I have just posted a reflection on Isaiah 5, Psalm 80, and Matthew 21 over on Political Theology Today. Within it I explore the significance of the prophetic vine parables and the vantage point that they can provide us upon our own nations:
As the vast drama of the nation of Israel is allegorized in prophetic parables of vines and vineyards, the hearers of the prophetic message are granted an unusual vantage point from which to regard the history of their nation. This fecund matrix of symbolism can give birth to insight, as it enables the hearers of vineyard parables to regard the nation and their place within it from a revealing perspective. The nation is figured as a unified collective agency which ought to respond fruitfully to the generous providential hand of God over the course of its history. The leaders of the nation are responsible to tend to its fruit and to deliver its produce to its owner. The proper response to the parable is one of recognition and judgment in the hearer, an epiphany in which they appreciate the part that they are playing in the narrative and interrogate their performance accordingly.
The reader of these parables in our modern context might be struck by the fact that the perspective they afford to their hearers is one rather strange to us. Although we may regard our nations as possessing a quasi-agency, this agency is typically depersonalized and abstracted from our own.
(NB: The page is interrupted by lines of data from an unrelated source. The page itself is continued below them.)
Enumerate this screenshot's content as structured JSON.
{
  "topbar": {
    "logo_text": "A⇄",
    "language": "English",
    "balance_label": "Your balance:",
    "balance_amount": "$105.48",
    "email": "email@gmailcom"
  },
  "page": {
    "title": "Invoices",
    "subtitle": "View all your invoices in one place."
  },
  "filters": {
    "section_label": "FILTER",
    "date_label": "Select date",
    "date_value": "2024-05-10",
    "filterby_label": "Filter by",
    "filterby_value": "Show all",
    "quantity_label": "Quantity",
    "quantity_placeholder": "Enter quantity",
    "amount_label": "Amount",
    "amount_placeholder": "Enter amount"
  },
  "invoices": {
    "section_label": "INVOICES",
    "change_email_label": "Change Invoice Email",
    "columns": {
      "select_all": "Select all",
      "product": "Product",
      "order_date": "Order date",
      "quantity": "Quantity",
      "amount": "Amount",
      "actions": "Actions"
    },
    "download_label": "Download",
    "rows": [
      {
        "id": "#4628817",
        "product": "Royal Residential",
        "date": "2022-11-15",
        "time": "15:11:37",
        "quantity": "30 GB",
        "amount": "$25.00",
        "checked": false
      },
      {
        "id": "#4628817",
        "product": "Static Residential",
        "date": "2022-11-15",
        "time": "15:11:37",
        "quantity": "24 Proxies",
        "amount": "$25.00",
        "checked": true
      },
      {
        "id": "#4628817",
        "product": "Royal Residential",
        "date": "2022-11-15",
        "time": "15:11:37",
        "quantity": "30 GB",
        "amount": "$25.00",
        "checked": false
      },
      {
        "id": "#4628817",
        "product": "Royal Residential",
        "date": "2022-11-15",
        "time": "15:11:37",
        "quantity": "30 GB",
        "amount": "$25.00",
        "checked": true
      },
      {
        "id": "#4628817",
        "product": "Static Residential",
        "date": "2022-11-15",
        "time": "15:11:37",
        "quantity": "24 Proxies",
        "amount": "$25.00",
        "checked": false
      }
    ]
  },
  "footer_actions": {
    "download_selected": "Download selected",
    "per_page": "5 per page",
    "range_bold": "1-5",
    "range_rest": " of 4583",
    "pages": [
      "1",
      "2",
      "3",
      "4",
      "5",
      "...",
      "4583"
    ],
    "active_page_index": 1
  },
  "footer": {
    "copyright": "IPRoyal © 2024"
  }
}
Viewing ourselves as a people with a collective moral agency, responsible to answer God’s generous rains of blessing with good fruit, offers us a surprising and rather unsettling perspective upon our histories.
Read the whole piece here.